## [Try it]
Exact copies of all the entries below are expected in the answer.

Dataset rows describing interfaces

********************

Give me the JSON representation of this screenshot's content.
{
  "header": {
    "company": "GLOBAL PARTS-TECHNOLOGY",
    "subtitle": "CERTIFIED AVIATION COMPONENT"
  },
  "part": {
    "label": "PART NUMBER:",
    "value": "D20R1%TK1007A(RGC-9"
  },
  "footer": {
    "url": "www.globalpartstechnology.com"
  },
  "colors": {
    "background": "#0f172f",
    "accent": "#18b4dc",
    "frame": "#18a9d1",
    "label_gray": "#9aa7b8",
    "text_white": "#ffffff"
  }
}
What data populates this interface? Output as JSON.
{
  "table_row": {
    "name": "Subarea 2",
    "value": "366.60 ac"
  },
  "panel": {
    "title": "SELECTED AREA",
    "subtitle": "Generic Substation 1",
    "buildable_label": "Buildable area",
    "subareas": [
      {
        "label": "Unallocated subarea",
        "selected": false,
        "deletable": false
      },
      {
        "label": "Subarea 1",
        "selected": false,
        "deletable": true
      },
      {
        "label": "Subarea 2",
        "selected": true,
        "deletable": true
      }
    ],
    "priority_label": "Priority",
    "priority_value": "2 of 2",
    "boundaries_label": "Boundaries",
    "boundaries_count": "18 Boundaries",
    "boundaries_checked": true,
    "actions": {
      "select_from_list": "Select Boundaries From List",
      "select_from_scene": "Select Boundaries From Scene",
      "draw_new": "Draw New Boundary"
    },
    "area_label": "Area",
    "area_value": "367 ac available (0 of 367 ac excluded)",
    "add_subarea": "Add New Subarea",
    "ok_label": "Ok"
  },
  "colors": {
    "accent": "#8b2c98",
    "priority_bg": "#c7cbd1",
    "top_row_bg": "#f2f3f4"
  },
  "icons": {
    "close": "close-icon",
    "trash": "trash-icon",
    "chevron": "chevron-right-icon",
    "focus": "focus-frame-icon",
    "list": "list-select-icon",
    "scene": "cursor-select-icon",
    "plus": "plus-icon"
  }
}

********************

## [Response]
Give me the JSON representation of this screenshot's content.
{
  "header": {
    "company": "GLOBAL PARTS-TECHNOLOGY",
    "subtitle": "CERTIFIED AVIATION COMPONENT"
  },
  "part": {
    "label": "PART NUMBER:",
    "value": "D20R1%TK1007A(RGC-9"
  },
  "footer": {
    "url": "www.globalpartstechnology.com"
  },
  "colors": {
    "background": "#0f172f",
    "accent": "#18b4dc",
    "frame": "#18a9d1",
    "label_gray": "#9aa7b8",
    "text_white": "#ffffff"
  }
}
What data populates this interface? Output as JSON.
{
  "table_row": {
    "name": "Subarea 2",
    "value": "366.60 ac"
  },
  "panel": {
    "title": "SELECTED AREA",
    "subtitle": "Generic Substation 1",
    "buildable_label": "Buildable area",
    "subareas": [
      {
        "label": "Unallocated subarea",
        "selected": false,
        "deletable": false
      },
      {
        "label": "Subarea 1",
        "selected": false,
        "deletable": true
      },
      {
        "label": "Subarea 2",
        "selected": true,
        "deletable": true
      }
    ],
    "priority_label": "Priority",
    "priority_value": "2 of 2",
    "boundaries_label": "Boundaries",
    "boundaries_count": "18 Boundaries",
    "boundaries_checked": true,
    "actions": {
      "select_from_list": "Select Boundaries From List",
      "select_from_scene": "Select Boundaries From Scene",
      "draw_new": "Draw New Boundary"
    },
    "area_label": "Area",
    "area_value": "367 ac available (0 of 367 ac excluded)",
    "add_subarea": "Add New Subarea",
    "ok_label": "Ok"
  },
  "colors": {
    "accent": "#8b2c98",
    "priority_bg": "#c7cbd1",
    "top_row_bg": "#f2f3f4"
  },
  "icons": {
    "close": "close-icon",
    "trash": "trash-icon",
    "chevron": "chevron-right-icon",
    "focus": "focus-frame-icon",
    "list": "list-select-icon",
    "scene": "cursor-select-icon",
    "plus": "plus-icon"
  }
}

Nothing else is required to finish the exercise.